by Patrick Bromley
Around the time The Expendables 2 was announced and it became apparent this "rounding up action stars of the past and sticking them all in the same movie" was going to become a thing, the internet began dream casting its own Lady Expendables movie. Names like Gina Carano and Katee Sackhoff were thrown around alongside Sigourney Weaver and a few assorted others.
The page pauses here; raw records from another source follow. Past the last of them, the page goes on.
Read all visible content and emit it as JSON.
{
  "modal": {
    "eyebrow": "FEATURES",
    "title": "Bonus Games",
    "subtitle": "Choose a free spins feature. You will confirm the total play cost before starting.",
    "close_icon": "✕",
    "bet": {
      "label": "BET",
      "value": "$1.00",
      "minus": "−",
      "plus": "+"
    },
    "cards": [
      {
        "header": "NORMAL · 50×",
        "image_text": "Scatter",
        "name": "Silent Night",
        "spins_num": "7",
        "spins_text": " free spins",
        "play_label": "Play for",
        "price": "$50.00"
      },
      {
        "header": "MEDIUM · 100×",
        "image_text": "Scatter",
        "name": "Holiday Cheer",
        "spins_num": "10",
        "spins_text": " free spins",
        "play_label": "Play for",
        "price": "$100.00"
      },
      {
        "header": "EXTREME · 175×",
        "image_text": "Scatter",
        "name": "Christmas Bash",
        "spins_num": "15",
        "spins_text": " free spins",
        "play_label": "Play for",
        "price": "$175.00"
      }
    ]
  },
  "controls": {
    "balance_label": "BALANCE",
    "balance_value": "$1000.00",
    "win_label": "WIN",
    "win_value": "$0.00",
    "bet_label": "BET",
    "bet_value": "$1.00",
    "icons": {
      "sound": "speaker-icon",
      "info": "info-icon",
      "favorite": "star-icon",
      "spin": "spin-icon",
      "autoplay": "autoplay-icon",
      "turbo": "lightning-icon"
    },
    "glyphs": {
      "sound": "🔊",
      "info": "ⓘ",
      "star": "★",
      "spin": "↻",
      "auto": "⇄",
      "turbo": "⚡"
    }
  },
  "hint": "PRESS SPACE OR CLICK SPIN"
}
Eventually, Hollywood did announce its own female Expendables movie -- one slated to be directed by brilliant action auteur Robert Luketic (of Legally Blonde and Monster-in-Law fame) and which, as currently announced, casts its heroes as assassins posing as "high class call girls." Because no one wants to see an action movie with women unless they're dressing up in little outfits.
Beating Hollywood to the punch is Mercenaries, a female Expendables imitator produced by The Asylum (the studio responsible for direct-to-DVD ripoff junk like Transmorphers and Atlantic Rim). It's got a lot of the cast fans were originally asking for. My Girlfriend Zoë Bell? Yes! Cynthia Rothrock? Of course. Brigitte Nielsen? Right on! Kristanna Loken? Umm...ok. Vivica A. Fox? I...guess? Nicole Bilderback from Can't Hardly Wait! Wait, what?
Four women are plucked from prison: former operative-turned-bad Raven (Fox), explosives expert Mei-lin (Bilderback), marksman Kat (Loken) and Clay (MGFZB), the leader. Sent behind enemy lines and cut off from any backup, the four women are forced to rely only on each other...and their guns.
Let's get a couple of things out of the way first. Mercenaries was shot on the super cheap and looks it. The photography is flat and over lit in that made-for-TV way. There is no sense of scope; only a handful of locations are actually used, and you never get the sense that location exists outside of what can be seen in the camera's range. The use of extras is very limited. Many CGI explosions are utilized, as is some CGI bloodspray. Major (expensive) things happen off screen. Director Christopher Douglas-Olen Ray, the man responsible for Mega Shark vs. Crocosaurus and Asteroid vs. Earth (as well as the son of legendary shlock director Fred Olen Ray, who has directed over 100 films under both his own name and various pseudonyms), is not the best action director. He tends to overuse slow motion and speed ramping and he cuts away from the few cool stunts he actually gets.
For starters, everyone (almost everyone) plays it pretty straight. There is no campiness to the approach. Yes, the movie is a throwback and yes it's a knockoff and yes it's aware of what movie it is, but there's none of the winking or ironic air quotes that characterize many of movies produced by The Asylum. It's an earnest attempt at doing the same kind of movie as The Expendables -- a two-fisted shoot-'em-up with a sense of humor about itself -- and comes by its fun '80s energy without having to make a bunch of clumsy references to past movies. For all its technical shortcomings, it finds ways to succeed where even the Expendables movies can sometimes fall short.
Take Brigitte Nielsen's villain, for example. Between the fact that she hasn't been acted on film much in the last two decades and her years spent as a "personality" on VH1 reality shows, there was every indication that Nielsen would go way over the top and camp it up -- to call attention to the fact that "wacky Brigitte Nielsen is playing a bad guy in a low-budget action movie!!" But she doesn't. She just plays the part, and she even manages to give the character some shading that wasn't necessarily on the page. She's clearly enjoying digging into the role but never makes it more about herself than the character she's playing.
Not everyone comes off as well. Kristanna Loken, playing the Lee Christmas of the movie, isn't bad, just under-used -- we never really get a sense of who she is or what she can do. Vivica A. Fox, on the other hand, seems overly concerned we might not know she's tough and pitches her performance to such an exaggerated level of attitude and swagger that she overshoots creating a character and lands on cartoon. Yes, the movie is broad, but it's not this broad. And as happy as I am to see Cynthia Rothrock in another action movie -- proof that the people involved understood the appeal of their film -- she's mostly called upon to deliver exposition. But acting was never her strong suit and she hasn't improved any in the years since her direct-to-cable heyday. To make matters worse, she only gets to fight for about 15 seconds.
Maybe it's all about expectations. I went into The Expendables 3 wanting to have a good time and got something disappointing. I went into Mercenaries expecting to be disappointed and wound up having a pretty good time. I'm guessing My Girlfriend Zoë Bell had a lot to do with that.
Got a movie you'd like to see included in a future installment of Heavy Action? Let us know in the comments below.